Editor’s Note: Law Week Colorado edits court opinion summaries for style and, when necessary, length.
Regina Drexler and Rachel Brown were involved in an intimate relationship that ended bitterly. Afterwards, Drexler wrote literary essays about abuse that Brown characterized as harassment. She felt stalked by Drexler. Therefore, the state granted Brown a protection order against Drexler, which prevented her from being within 100 yards of Brown, her children and her houses and at least 10 feet away from Brown while at work.
In federal court, Drexler alleged her constitutional rights had been violated by the protection order and the statutes authorizing that order. Drexler sought habeas relief against two state-court judges as well as the state court itself and sued the state attorney general for prospective relief and damages. This action was dismissed entirely by the district court.
In Drexler’s appeal in the 10th Circuit, she asserts the protection order was so restrictive it effectively constituted custody, triggering habeas jurisdiction in her action against the two state-court judges and state court. She also stated the applicability of the Rooker-Feldman doctrine in the suit against the state attorney general.
The Rooker-Feldman doctrine prevents federal jurisdiction when a litigant challenges a state-court ruling. This doctrine exists to address litigants who treat federal courts as appellate tribunals for state courts and fail to recognize that federal and state courts are separate sovereign actors. In Drexler’s case, the Rooker-Feldman doctrine covered her challenge to the protection order but not the underlying statutes, so she argued the district court should not have dismissed the challenges related to the underlying statutes.
The 10th Circuit Court of Appeals denied the appeal regarding habeas action and concluded the district court erred in applying the Rooker-Feldman doctrine.
The appeals court remanded the case to the district court to consider the merits of Drexler’s challenge to the state statutes since the doctrine doesn’t prevent federal jurisdiction over a challenge to the validity of state statutes per Skinner v. Switzer: “[A] state-court decision is not reviewable by lower federal courts, but a statute . . . governing the decision may be challenged in a federal action.”
But the court denied the other claims regarding habeas action given the restrictions could not be regarded as custody of Drexler, and neither the state nor district court abused their discretion in presiding over this action. The protection order against Drexler stands because the district court couldn’t void the state-court orders.

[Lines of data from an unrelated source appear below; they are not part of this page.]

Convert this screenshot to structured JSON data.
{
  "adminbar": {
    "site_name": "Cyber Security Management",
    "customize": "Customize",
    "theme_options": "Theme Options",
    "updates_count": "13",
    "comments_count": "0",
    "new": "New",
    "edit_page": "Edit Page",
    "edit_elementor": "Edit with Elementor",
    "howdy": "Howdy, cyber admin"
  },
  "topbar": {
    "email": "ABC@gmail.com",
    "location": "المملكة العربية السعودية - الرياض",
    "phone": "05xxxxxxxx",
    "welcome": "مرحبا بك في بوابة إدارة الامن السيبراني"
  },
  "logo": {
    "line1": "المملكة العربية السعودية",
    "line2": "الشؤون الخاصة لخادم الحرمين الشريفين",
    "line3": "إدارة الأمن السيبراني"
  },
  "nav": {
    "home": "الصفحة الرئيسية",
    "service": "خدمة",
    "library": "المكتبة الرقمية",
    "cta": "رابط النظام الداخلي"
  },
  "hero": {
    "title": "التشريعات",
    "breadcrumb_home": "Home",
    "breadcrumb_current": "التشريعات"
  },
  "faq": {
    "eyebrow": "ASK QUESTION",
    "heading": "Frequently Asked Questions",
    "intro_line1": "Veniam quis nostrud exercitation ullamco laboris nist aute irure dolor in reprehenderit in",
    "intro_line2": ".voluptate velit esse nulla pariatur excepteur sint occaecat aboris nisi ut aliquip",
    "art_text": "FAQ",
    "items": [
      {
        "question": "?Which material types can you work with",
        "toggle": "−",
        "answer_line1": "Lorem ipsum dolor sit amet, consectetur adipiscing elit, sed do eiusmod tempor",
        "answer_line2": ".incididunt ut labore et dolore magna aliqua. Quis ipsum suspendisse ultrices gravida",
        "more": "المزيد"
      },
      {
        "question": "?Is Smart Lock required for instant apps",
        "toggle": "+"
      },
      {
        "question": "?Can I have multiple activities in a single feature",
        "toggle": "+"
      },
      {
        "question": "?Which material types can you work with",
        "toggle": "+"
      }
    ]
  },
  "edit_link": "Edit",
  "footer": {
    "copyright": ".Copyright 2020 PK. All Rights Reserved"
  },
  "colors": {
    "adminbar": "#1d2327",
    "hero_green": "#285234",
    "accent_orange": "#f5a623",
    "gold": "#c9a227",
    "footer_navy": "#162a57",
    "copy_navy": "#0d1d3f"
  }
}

This order and judgment does not constitute binding precedent except under the doctrines of law of the case, res judicata, and collateral estoppel. But the order and judgment may be cited for its persuasive value if otherwise appropriate.